What is being asked. Only an exact copy of the entries will serve as the answer.

+ + + + + + +

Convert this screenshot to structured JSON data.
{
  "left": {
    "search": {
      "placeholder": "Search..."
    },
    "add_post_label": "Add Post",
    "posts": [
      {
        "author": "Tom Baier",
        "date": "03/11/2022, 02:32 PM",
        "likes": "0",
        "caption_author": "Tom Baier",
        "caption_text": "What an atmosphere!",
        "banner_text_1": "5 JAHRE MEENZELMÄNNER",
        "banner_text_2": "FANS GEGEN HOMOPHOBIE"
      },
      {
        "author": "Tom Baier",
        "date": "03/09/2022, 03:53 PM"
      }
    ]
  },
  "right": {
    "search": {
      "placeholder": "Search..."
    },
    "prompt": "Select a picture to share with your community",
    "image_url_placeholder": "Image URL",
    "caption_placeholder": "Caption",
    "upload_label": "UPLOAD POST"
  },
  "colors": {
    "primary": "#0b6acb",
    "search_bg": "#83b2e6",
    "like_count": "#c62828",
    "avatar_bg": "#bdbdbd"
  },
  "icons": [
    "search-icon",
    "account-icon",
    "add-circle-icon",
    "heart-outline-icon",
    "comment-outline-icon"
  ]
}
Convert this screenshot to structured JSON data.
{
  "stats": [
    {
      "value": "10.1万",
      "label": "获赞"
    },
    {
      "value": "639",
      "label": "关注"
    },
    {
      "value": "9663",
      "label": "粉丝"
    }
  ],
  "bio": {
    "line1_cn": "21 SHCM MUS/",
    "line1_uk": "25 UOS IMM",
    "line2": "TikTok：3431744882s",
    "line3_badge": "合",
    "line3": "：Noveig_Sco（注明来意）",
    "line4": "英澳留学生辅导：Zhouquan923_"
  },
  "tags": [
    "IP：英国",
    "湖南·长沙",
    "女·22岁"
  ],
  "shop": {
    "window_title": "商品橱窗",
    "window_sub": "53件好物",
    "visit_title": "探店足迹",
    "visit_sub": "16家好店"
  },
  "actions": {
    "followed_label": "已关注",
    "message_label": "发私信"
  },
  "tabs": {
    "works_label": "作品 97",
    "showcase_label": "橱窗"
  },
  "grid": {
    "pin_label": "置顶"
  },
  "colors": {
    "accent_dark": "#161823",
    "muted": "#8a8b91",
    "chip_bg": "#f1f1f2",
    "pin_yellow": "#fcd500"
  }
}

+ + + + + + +

Result of this task.
Convert this screenshot to structured JSON data.
{
  "left": {
    "search": {
      "placeholder": "Search..."
    },
    "add_post_label": "Add Post",
    "posts": [
      {
        "author": "Tom Baier",
        "date": "03/11/2022, 02:32 PM",
        "likes": "0",
        "caption_author": "Tom Baier",
        "caption_text": "What an atmosphere!",
        "banner_text_1": "5 JAHRE MEENZELMÄNNER",
        "banner_text_2": "FANS GEGEN HOMOPHOBIE"
      },
      {
        "author": "Tom Baier",
        "date": "03/09/2022, 03:53 PM"
      }
    ]
  },
  "right": {
    "search": {
      "placeholder": "Search..."
    },
    "prompt": "Select a picture to share with your community",
    "image_url_placeholder": "Image URL",
    "caption_placeholder": "Caption",
    "upload_label": "UPLOAD POST"
  },
  "colors": {
    "primary": "#0b6acb",
    "search_bg": "#83b2e6",
    "like_count": "#c62828",
    "avatar_bg": "#bdbdbd"
  },
  "icons": [
    "search-icon",
    "account-icon",
    "add-circle-icon",
    "heart-outline-icon",
    "comment-outline-icon"
  ]
}
Convert this screenshot to structured JSON data.
{
  "stats": [
    {
      "value": "10.1万",
      "label": "获赞"
    },
    {
      "value": "639",
      "label": "关注"
    },
    {
      "value": "9663",
      "label": "粉丝"
    }
  ],
  "bio": {
    "line1_cn": "21 SHCM MUS/",
    "line1_uk": "25 UOS IMM",
    "line2": "TikTok：3431744882s",
    "line3_badge": "合",
    "line3": "：Noveig_Sco（注明来意）",
    "line4": "英澳留学生辅导：Zhouquan923_"
  },
  "tags": [
    "IP：英国",
    "湖南·长沙",
    "女·22岁"
  ],
  "shop": {
    "window_title": "商品橱窗",
    "window_sub": "53件好物",
    "visit_title": "探店足迹",
    "visit_sub": "16家好店"
  },
  "actions": {
    "followed_label": "已关注",
    "message_label": "发私信"
  },
  "tabs": {
    "works_label": "作品 97",
    "showcase_label": "橱窗"
  },
  "grid": {
    "pin_label": "置顶"
  },
  "colors": {
    "accent_dark": "#161823",
    "muted": "#8a8b91",
    "chip_bg": "#f1f1f2",
    "pin_yellow": "#fcd500"
  }
}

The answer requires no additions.